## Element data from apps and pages
- - - - -
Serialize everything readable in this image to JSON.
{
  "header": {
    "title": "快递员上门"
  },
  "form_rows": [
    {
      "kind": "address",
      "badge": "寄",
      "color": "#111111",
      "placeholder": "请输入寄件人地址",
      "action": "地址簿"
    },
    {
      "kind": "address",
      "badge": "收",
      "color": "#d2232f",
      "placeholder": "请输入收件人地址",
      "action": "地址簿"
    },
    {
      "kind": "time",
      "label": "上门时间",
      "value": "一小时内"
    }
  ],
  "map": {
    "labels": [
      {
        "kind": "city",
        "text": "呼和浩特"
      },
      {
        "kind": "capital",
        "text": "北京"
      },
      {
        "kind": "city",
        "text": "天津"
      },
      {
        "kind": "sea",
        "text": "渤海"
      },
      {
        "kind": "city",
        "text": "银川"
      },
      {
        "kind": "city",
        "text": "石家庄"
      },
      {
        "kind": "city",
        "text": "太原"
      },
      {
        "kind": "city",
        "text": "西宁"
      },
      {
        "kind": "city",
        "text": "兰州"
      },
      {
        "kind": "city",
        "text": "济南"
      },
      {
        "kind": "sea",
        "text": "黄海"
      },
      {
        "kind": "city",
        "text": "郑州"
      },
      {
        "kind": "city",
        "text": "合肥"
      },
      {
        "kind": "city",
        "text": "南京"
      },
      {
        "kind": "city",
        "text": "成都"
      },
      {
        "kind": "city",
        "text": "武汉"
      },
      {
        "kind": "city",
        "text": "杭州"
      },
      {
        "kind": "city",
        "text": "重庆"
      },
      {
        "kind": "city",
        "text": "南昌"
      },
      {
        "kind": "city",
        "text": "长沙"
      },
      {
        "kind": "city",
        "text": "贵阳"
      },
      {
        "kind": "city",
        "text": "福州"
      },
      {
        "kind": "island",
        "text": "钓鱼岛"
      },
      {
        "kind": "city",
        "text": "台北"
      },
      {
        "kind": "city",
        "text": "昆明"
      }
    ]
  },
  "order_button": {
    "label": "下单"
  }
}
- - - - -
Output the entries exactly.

## Solution to this exercise
Serialize everything readable in this image to JSON.
{
  "header": {
    "title": "快递员上门"
  },
  "form_rows": [
    {
      "kind": "address",
      "badge": "寄",
      "color": "#111111",
      "placeholder": "请输入寄件人地址",
      "action": "地址簿"
    },
    {
      "kind": "address",
      "badge": "收",
      "color": "#d2232f",
      "placeholder": "请输入收件人地址",
      "action": "地址簿"
    },
    {
      "kind": "time",
      "label": "上门时间",
      "value": "一小时内"
    }
  ],
  "map": {
    "labels": [
      {
        "kind": "city",
        "text": "呼和浩特"
      },
      {
        "kind": "capital",
        "text": "北京"
      },
      {
        "kind": "city",
        "text": "天津"
      },
      {
        "kind": "sea",
        "text": "渤海"
      },
      {
        "kind": "city",
        "text": "银川"
      },
      {
        "kind": "city",
        "text": "石家庄"
      },
      {
        "kind": "city",
        "text": "太原"
      },
      {
        "kind": "city",
        "text": "西宁"
      },
      {
        "kind": "city",
        "text": "兰州"
      },
      {
        "kind": "city",
        "text": "济南"
      },
      {
        "kind": "sea",
        "text": "黄海"
      },
      {
        "kind": "city",
        "text": "郑州"
      },
      {
        "kind": "city",
        "text": "合肥"
      },
      {
        "kind": "city",
        "text": "南京"
      },
      {
        "kind": "city",
        "text": "成都"
      },
      {
        "kind": "city",
        "text": "武汉"
      },
      {
        "kind": "city",
        "text": "杭州"
      },
      {
        "kind": "city",
        "text": "重庆"
      },
      {
        "kind": "city",
        "text": "南昌"
      },
      {
        "kind": "city",
        "text": "长沙"
      },
      {
        "kind": "city",
        "text": "贵阳"
      },
      {
        "kind": "city",
        "text": "福州"
      },
      {
        "kind": "island",
        "text": "钓鱼岛"
      },
      {
        "kind": "city",
        "text": "台北"
      },
      {
        "kind": "city",
        "text": "昆明"
      }
    ]
  },
  "order_button": {
    "label": "下单"
  }
}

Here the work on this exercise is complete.